I did go to a site elance.com where I checked to see how many people are offering editing and proofing services. You can browse each person's portfolio to see what kind of writing services they provide, what they charge, how they bid and what the winning and losing bids were. That was an interesting site and you might check it out if you're interested in freelance writing, etc.
As for FanStory.com, I like this WDC site much better. It is easier to navigate. FanStory.com does have a free trial membership, which basically allows you to read and review, but you can't post your portfolio until you upgrade and pay a membership fee. They promise at least 3 reviews for each item in your portfolio.
|Friday, May 30, 2007
Reading a newsletter today regarding self-publishing reminded me of a something that happened last year. I received an e-mail from someone who claimed to be a great author and just came out with his recent "best seller," a gripping mystery. He was giving me the opportunity to purchase it at a discounted price before it came out in the bookstores. At the time, I was working in a law office and not pursuing my writing career; and I had not visited WDC so I wasn't informed. I was naive, so I purchased his book. As I read the first couple pages, I was amazed by all the grammatical and spelling errors, but I read on. The story was very weak, but I couldn't get past all the errors. I finally ditched the book and immediately replied to the author's e-mail. I told him about all the errors and he replied saying that he had relied on his publishing company's editor to catch all his mistakes. I wondered. Having read the newsletter today, I think that he probably had the book self published and the company he went through probably wanted him to pay extra for editing. His marketing idea was great and he probably made sales from it; but he lost this reader and many more, I'm sure, because he didn't have it edited, or at least proofed.

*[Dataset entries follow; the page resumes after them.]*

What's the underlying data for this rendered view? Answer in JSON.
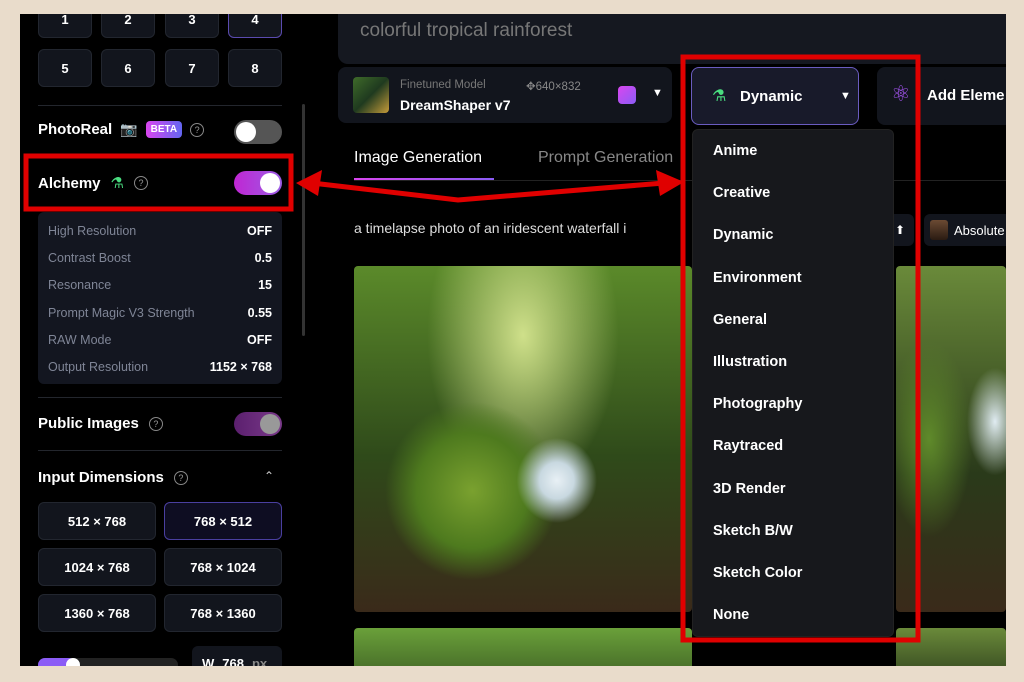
{
  "sidebar": {
    "image_counts": [
      "1",
      "2",
      "3",
      "4",
      "5",
      "6",
      "7",
      "8"
    ],
    "selected_count": "4",
    "photoreal": {
      "label": "PhotoReal",
      "badge": "BETA",
      "help": "?",
      "enabled": false
    },
    "alchemy": {
      "label": "Alchemy",
      "help": "?",
      "enabled": true,
      "settings": [
        {
          "name": "High Resolution",
          "value": "OFF"
        },
        {
          "name": "Contrast Boost",
          "value": "0.5"
        },
        {
          "name": "Resonance",
          "value": "15"
        },
        {
          "name": "Prompt Magic V3 Strength",
          "value": "0.55"
        },
        {
          "name": "RAW Mode",
          "value": "OFF"
        },
        {
          "name": "Output Resolution",
          "value": "1152 × 768"
        }
      ]
    },
    "public_images": {
      "label": "Public Images",
      "help": "?",
      "enabled": true
    },
    "input_dimensions": {
      "label": "Input Dimensions",
      "help": "?",
      "options": [
        "512 × 768",
        "768 × 512",
        "1024 × 768",
        "768 × 1024",
        "1360 × 768",
        "768 × 1360"
      ],
      "selected": "768 × 512"
    },
    "width_field": {
      "label": "W",
      "value": "768",
      "unit": "px"
    }
  },
  "main": {
    "prompt_text": "colorful tropical rainforest",
    "model": {
      "caption": "Finetuned Model",
      "size": "640×832",
      "name": "DreamShaper v7"
    },
    "style_dropdown": {
      "selected": "Dynamic",
      "options": [
        "Anime",
        "Creative",
        "Dynamic",
        "Environment",
        "General",
        "Illustration",
        "Photography",
        "Raytraced",
        "3D Render",
        "Sketch B/W",
        "Sketch Color",
        "None"
      ]
    },
    "add_elements_label": "Add Eleme",
    "tabs": [
      {
        "label": "Image Generation",
        "active": true
      },
      {
        "label": "Prompt Generation",
        "active": false
      }
    ],
    "generation_prompt": "a timelapse photo of an iridescent waterfall i",
    "model_chip": "Absolute"
  },
  "colors": {
    "accent": "#a855f7",
    "highlight": "#e00000",
    "background": "#000000"
  }
}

I guess what I'm trying to say is that if anyone decides to self-publish, my suggestion would be, "Don't rely on the publishing company to fix your errors." It should be the author's responsibility to do it, unless, of course, they pay additional monies for editing and proofing.